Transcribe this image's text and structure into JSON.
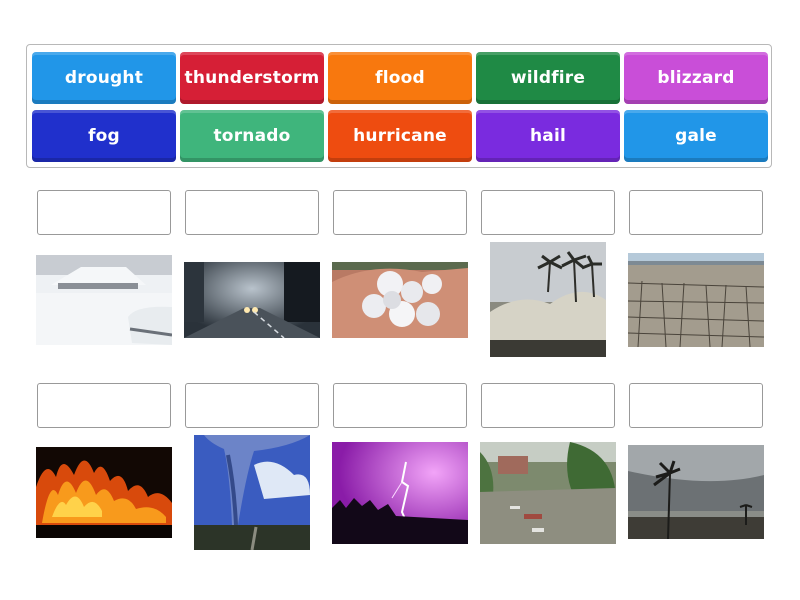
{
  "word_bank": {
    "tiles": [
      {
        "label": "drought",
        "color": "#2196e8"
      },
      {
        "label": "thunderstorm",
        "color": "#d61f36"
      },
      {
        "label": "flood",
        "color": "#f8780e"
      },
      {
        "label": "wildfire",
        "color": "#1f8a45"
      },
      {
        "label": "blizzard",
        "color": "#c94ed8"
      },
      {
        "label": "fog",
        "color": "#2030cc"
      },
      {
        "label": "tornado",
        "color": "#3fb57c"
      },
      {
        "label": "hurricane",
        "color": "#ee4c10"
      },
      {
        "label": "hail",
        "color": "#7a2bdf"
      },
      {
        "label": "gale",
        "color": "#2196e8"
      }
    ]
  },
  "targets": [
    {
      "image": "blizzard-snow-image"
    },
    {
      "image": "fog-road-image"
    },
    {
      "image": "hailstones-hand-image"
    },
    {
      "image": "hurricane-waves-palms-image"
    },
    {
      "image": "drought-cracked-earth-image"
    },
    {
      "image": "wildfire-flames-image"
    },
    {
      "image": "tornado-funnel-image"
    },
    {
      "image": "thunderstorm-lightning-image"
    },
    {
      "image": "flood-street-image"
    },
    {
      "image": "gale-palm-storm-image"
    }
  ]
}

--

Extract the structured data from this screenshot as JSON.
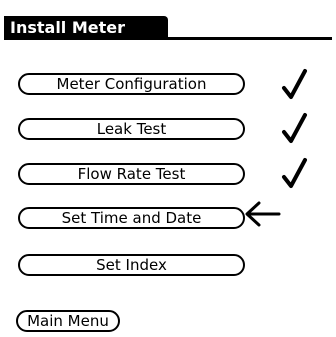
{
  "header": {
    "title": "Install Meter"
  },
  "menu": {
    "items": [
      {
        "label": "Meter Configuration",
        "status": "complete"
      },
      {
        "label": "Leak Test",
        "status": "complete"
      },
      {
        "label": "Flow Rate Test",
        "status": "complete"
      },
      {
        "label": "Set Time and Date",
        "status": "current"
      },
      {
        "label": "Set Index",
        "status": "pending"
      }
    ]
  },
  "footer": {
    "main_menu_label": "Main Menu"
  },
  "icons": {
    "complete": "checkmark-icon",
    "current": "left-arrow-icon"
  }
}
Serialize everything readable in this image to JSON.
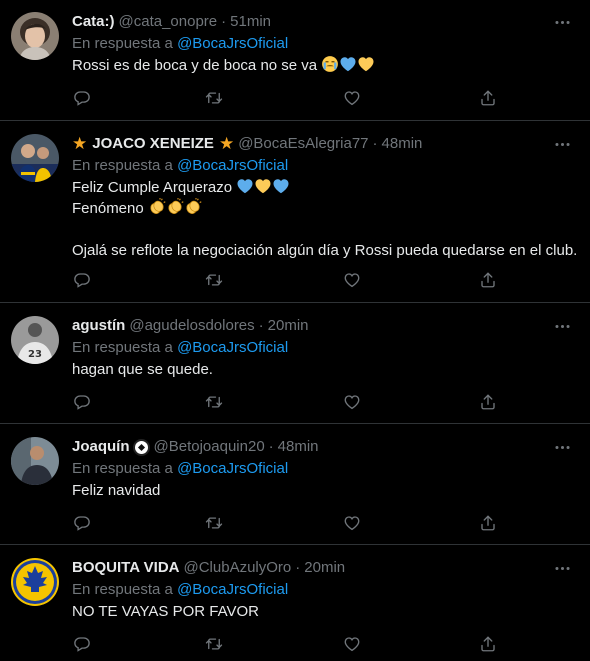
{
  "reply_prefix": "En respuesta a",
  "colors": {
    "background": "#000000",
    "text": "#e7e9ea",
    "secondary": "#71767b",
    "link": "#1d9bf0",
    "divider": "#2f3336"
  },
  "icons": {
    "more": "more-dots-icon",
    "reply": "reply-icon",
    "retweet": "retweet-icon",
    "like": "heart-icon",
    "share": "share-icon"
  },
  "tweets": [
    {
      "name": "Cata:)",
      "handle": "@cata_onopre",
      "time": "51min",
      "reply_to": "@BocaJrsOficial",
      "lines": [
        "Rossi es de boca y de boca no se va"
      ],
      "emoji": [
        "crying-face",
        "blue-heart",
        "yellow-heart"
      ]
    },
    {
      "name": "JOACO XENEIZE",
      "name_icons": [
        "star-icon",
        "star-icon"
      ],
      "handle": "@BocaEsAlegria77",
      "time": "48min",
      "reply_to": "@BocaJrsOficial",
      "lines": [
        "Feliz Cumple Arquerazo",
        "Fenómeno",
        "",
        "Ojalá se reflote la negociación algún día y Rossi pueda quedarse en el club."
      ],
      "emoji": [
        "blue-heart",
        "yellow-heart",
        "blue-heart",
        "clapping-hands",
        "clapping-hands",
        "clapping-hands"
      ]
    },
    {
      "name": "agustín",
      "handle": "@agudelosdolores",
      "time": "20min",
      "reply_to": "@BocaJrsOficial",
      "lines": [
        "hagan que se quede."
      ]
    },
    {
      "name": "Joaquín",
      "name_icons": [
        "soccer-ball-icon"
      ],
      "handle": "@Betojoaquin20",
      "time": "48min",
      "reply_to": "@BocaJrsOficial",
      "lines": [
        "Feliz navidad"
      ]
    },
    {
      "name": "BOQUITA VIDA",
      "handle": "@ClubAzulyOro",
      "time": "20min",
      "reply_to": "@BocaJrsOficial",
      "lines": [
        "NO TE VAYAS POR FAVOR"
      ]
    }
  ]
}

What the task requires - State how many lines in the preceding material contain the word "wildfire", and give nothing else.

Completed exercise - 2